● **Records for this task**:
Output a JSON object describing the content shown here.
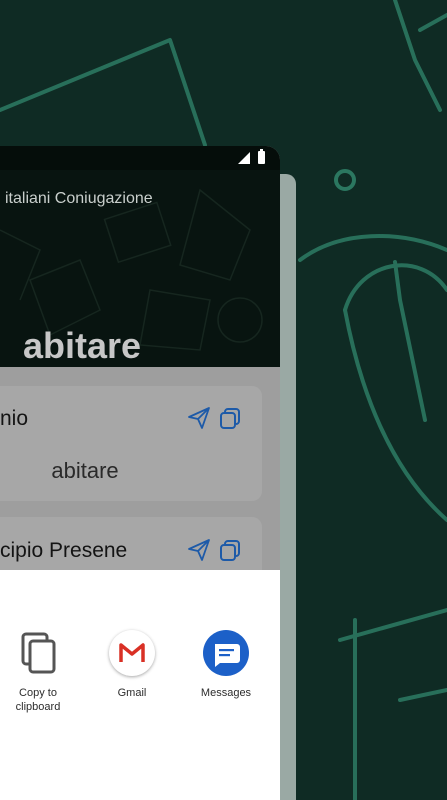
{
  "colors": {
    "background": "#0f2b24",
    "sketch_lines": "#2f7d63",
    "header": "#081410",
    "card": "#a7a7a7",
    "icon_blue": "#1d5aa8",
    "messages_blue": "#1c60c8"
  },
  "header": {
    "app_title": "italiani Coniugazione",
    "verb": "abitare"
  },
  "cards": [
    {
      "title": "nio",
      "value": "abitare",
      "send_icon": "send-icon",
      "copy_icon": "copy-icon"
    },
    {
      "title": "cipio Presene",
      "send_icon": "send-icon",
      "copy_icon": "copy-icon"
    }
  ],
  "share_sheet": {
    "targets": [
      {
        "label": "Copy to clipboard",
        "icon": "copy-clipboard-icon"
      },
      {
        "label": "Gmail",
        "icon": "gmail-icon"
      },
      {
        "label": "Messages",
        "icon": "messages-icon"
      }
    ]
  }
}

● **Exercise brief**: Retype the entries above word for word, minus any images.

● **Solved exercise**:
Output a JSON object describing the content shown here.
{
  "colors": {
    "background": "#0f2b24",
    "sketch_lines": "#2f7d63",
    "header": "#081410",
    "card": "#a7a7a7",
    "icon_blue": "#1d5aa8",
    "messages_blue": "#1c60c8"
  },
  "header": {
    "app_title": "italiani Coniugazione",
    "verb": "abitare"
  },
  "cards": [
    {
      "title": "nio",
      "value": "abitare",
      "send_icon": "send-icon",
      "copy_icon": "copy-icon"
    },
    {
      "title": "cipio Presene",
      "send_icon": "send-icon",
      "copy_icon": "copy-icon"
    }
  ],
  "share_sheet": {
    "targets": [
      {
        "label": "Copy to clipboard",
        "icon": "copy-clipboard-icon"
      },
      {
        "label": "Gmail",
        "icon": "gmail-icon"
      },
      {
        "label": "Messages",
        "icon": "messages-icon"
      }
    ]
  }
}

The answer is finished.